Heather Blatt

engage the material body of the reader, I show how participatory reading practices evidence a late-medieval awareness of the significance of bodily experience to the work of reading. In other words, studying the participatory work of reading involves assessing how reading was understood as a bodily, embodied activity. Embodiment becomes manifest in reading practice through the mobility of readers in architectural space, through the practice of immersion that led readers to situate themselves as if physically embodied in narratives, and to other reading experiences that

in Participatory reading in late-medieval England
Simha Goldin

himself prays against the Christians in order to help the Jews who were being forced by them to become baptized.26 The Jewish sources go on to reject the Christian notion that all biblical references to purification by water are an allusion to baptism, as interpreted by Jesus. First, they are careful to reject this idea on a theological basis, pointing out that it does not even make any sense. Second, they use a contemptuous tone towards this explicitly Christian symbol, transforming it from an embodiment of grace, pity, and new life to a representation of larceny

in Apostasy and Jewish identity in High Middle Ages Northern Europe
Open Access (free)
Daniel C. Remein and Erica Weaver

Grendel lurking ‘in þystrum’ (in darkness) (87b), able to hear the music but perpetually unable to secure an invitation to the party.

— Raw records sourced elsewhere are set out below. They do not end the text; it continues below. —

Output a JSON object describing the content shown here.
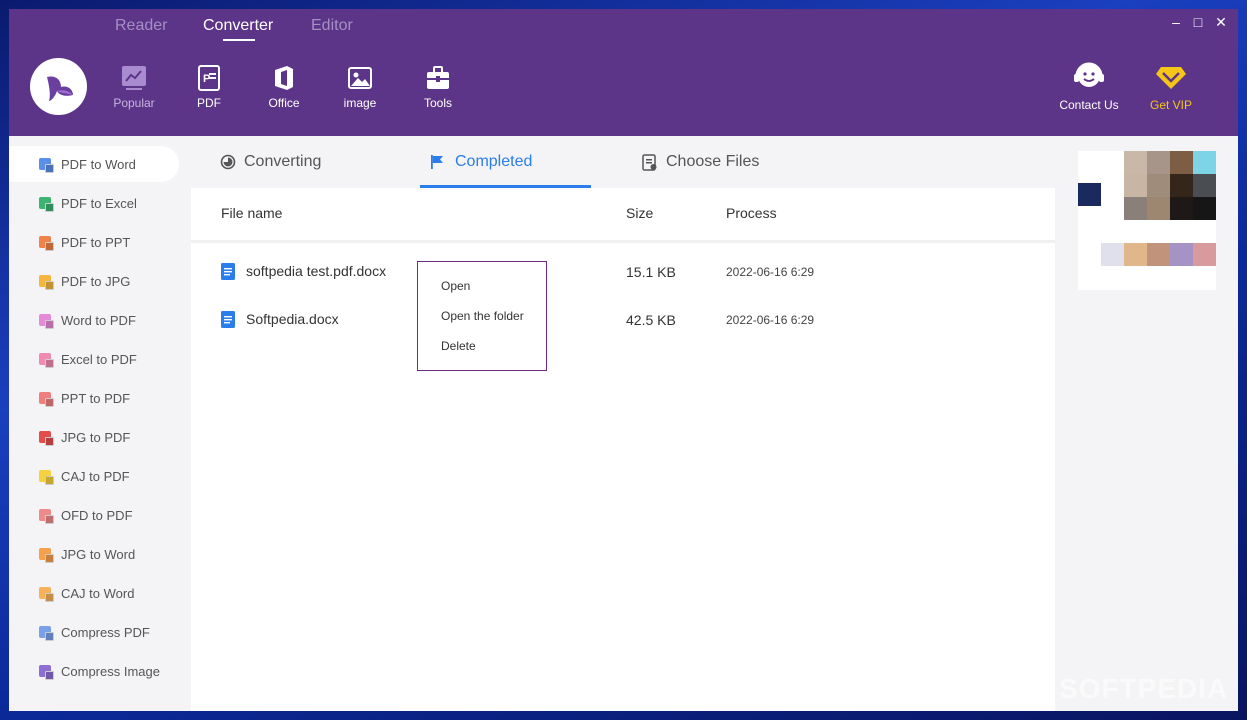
{
  "top_tabs": [
    {
      "label": "Reader"
    },
    {
      "label": "Converter"
    },
    {
      "label": "Editor"
    }
  ],
  "categories": [
    {
      "label": "Popular",
      "icon": "chart-icon"
    },
    {
      "label": "PDF",
      "icon": "pdf-icon"
    },
    {
      "label": "Office",
      "icon": "office-icon"
    },
    {
      "label": "image",
      "icon": "image-icon"
    },
    {
      "label": "Tools",
      "icon": "toolbox-icon"
    }
  ],
  "header_right": {
    "contact_label": "Contact Us",
    "vip_label": "Get VIP"
  },
  "window_controls": {
    "minimize": "–",
    "maximize": "□",
    "close": "✕"
  },
  "sidebar": {
    "items": [
      {
        "label": "PDF to Word",
        "color": "#5b8ee8"
      },
      {
        "label": "PDF to Excel",
        "color": "#3cb371"
      },
      {
        "label": "PDF to PPT",
        "color": "#f0834a"
      },
      {
        "label": "PDF to JPG",
        "color": "#f4b63d"
      },
      {
        "label": "Word to PDF",
        "color": "#e58ad6"
      },
      {
        "label": "Excel to PDF",
        "color": "#ef8ab0"
      },
      {
        "label": "PPT to PDF",
        "color": "#ef7f7f"
      },
      {
        "label": "JPG to PDF",
        "color": "#e34d4d"
      },
      {
        "label": "CAJ to PDF",
        "color": "#f4d13d"
      },
      {
        "label": "OFD to PDF",
        "color": "#ef8a8a"
      },
      {
        "label": "JPG to Word",
        "color": "#f6a04d"
      },
      {
        "label": "CAJ to Word",
        "color": "#f6b25a"
      },
      {
        "label": "Compress PDF",
        "color": "#7aa0e8"
      },
      {
        "label": "Compress Image",
        "color": "#8c6fd1"
      }
    ]
  },
  "main_tabs": [
    {
      "label": "Converting",
      "icon": "clock-icon"
    },
    {
      "label": "Completed",
      "icon": "flag-icon"
    },
    {
      "label": "Choose Files",
      "icon": "file-list-icon"
    }
  ],
  "table": {
    "headers": {
      "name": "File name",
      "size": "Size",
      "process": "Process"
    },
    "rows": [
      {
        "name": "softpedia test.pdf.docx",
        "size": "15.1 KB",
        "date": "2022-06-16  6:29"
      },
      {
        "name": "Softpedia.docx",
        "size": "42.5 KB",
        "date": "2022-06-16  6:29"
      }
    ]
  },
  "context_menu": {
    "items": [
      {
        "label": "Open"
      },
      {
        "label": "Open the folder"
      },
      {
        "label": "Delete"
      }
    ]
  },
  "watermark": "SOFTPEDIA",
  "colors": {
    "brand_purple": "#5d3588",
    "accent_blue": "#2b7de9",
    "vip_gold": "#f5c518"
  }
}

The ‘radical reconfiguration of the interconnection of time, space, and embodiment’ that, according to Gillian R. Overing, Beowulf offers its readers may render the poem particularly recalcitrant to any conclusive familiarity – much less intimacy, for ‘the beginning student of the poem … encounters the same difficulty as the lifelong scholar’. 14

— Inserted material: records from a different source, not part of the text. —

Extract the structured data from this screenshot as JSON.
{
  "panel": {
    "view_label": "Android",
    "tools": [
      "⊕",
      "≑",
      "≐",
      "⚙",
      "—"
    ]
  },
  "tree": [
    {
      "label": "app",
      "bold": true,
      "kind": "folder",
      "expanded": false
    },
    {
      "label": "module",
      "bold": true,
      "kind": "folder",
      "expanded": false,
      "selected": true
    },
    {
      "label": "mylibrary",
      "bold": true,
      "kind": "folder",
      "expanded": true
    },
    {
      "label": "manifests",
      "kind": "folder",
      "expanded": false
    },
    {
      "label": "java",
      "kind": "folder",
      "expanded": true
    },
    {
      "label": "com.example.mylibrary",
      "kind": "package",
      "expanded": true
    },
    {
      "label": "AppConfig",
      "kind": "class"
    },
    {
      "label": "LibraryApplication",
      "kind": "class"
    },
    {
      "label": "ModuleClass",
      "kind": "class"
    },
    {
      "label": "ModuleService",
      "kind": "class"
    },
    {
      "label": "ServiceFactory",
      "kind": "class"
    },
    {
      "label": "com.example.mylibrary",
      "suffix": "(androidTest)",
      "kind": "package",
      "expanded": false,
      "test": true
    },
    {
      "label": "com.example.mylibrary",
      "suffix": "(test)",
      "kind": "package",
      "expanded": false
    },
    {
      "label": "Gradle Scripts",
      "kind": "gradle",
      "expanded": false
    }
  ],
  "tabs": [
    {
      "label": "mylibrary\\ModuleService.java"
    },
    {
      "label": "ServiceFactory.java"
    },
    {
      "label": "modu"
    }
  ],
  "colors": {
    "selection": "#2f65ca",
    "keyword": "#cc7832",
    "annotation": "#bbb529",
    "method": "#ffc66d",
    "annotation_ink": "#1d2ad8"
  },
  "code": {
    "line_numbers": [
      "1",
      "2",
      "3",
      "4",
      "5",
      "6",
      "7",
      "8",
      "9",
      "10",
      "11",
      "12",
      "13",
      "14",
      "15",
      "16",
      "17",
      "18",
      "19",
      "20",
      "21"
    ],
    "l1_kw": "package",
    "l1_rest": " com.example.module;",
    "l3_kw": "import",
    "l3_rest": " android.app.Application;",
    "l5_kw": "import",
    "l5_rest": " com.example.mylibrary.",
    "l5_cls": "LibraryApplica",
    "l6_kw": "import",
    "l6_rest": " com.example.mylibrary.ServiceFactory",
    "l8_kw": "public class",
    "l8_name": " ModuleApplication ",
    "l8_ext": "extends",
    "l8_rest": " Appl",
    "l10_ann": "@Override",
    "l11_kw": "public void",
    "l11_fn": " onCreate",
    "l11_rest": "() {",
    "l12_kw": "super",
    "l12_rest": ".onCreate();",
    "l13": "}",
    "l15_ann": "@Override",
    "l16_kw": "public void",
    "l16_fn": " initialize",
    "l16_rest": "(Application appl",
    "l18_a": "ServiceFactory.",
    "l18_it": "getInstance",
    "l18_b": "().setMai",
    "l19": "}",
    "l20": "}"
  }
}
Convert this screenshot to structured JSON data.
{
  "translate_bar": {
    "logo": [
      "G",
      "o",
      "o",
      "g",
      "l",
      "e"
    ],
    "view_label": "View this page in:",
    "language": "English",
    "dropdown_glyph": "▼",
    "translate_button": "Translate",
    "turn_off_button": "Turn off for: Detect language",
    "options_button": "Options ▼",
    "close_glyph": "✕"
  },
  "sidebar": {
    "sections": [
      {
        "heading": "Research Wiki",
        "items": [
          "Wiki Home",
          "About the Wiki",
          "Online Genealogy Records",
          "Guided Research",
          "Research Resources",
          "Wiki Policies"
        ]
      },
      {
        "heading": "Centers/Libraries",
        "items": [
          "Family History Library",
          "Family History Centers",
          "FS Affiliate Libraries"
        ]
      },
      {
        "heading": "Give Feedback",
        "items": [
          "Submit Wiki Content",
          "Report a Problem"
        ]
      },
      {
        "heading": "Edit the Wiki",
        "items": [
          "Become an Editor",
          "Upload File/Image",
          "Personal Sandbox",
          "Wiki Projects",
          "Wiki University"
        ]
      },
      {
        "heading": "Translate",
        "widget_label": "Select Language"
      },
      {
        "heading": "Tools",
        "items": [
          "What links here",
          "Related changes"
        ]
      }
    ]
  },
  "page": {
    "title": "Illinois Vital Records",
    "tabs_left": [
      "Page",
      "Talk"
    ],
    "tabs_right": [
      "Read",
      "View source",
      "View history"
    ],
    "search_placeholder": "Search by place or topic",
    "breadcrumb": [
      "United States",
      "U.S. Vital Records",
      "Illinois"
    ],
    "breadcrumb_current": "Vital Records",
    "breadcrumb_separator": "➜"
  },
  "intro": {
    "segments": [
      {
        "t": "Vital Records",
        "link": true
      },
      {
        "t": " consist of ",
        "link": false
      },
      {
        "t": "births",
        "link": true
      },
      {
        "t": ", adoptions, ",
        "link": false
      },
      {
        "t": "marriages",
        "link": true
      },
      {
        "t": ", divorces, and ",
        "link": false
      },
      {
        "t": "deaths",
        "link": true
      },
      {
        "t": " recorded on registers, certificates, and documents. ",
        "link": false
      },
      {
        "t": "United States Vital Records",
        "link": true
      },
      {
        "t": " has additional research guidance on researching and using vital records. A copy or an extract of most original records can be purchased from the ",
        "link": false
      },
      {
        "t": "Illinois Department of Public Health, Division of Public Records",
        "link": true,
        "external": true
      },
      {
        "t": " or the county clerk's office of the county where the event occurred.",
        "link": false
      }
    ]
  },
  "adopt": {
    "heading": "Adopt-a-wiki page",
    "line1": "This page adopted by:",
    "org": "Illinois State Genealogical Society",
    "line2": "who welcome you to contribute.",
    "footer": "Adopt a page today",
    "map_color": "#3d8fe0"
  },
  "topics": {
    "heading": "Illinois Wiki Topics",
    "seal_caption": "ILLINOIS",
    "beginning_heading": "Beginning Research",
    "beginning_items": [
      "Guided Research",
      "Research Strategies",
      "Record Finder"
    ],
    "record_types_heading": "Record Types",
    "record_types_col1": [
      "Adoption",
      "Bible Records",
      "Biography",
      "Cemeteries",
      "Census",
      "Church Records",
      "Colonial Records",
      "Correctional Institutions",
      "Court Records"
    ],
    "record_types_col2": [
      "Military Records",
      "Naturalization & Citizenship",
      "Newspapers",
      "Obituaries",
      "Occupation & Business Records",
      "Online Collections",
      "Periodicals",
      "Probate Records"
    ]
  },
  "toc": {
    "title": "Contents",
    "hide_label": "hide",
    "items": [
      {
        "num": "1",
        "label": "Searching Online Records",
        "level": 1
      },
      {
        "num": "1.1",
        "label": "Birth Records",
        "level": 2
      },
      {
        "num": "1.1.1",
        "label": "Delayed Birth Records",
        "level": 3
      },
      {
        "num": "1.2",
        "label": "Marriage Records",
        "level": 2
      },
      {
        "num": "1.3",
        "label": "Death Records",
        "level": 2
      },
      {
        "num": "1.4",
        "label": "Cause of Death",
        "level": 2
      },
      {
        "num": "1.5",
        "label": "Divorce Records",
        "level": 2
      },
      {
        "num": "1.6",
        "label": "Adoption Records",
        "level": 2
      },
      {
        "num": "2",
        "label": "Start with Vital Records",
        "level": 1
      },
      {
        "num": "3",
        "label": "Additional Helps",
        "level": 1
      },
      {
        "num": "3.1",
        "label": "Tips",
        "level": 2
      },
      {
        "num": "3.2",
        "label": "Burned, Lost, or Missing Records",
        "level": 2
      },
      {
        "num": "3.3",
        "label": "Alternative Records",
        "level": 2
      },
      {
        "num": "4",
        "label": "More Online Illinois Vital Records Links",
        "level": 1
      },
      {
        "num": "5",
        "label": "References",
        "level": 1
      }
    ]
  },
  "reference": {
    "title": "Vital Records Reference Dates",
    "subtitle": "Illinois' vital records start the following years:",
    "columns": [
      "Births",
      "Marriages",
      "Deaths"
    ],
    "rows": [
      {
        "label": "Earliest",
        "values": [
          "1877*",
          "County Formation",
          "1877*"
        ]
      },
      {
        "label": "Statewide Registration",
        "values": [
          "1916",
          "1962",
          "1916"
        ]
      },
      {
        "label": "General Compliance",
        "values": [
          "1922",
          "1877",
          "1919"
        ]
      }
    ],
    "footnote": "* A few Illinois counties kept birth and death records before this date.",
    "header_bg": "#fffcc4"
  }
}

in Dating Beowulf
Ad Putter

_McDonald_09_Ch8 177 11/18/03, 17:05 178 Ad Putter this light the realignment of story-order and text-order, and the redistribution of narrative functions to just a handful of main characters like Gawain and the Red Knight, who, simply by dint of reappearing and being related to other characters,16 become, as it were, the very embodiments of narrative continuity. There are also other, apparently bizarre, changes in detail that work purposefully to the same end. The naming of Percyvell after his father, unique to this story, is an example of such a change, as is the father

in Pulp fictions of medieval England
Christopher Abram

, locals saw him as an embodiment of the marshland, and credited him with controlling the height of seasonal floods – he did nobody harm until the Dutch arrived to begin delving and pumping. As the waters receded from the bogs, Tiddy Mun lost his habitat, for he had lived down in the still green water, coming out on to dry land only in the evenings, when the mist rose: For thee know'st, Tiddy Mun dwelt in tha watter-holes doun deep i’ tha green still watter, an’ a comed out nobbut of evens, whan tha

in Dating Beowulf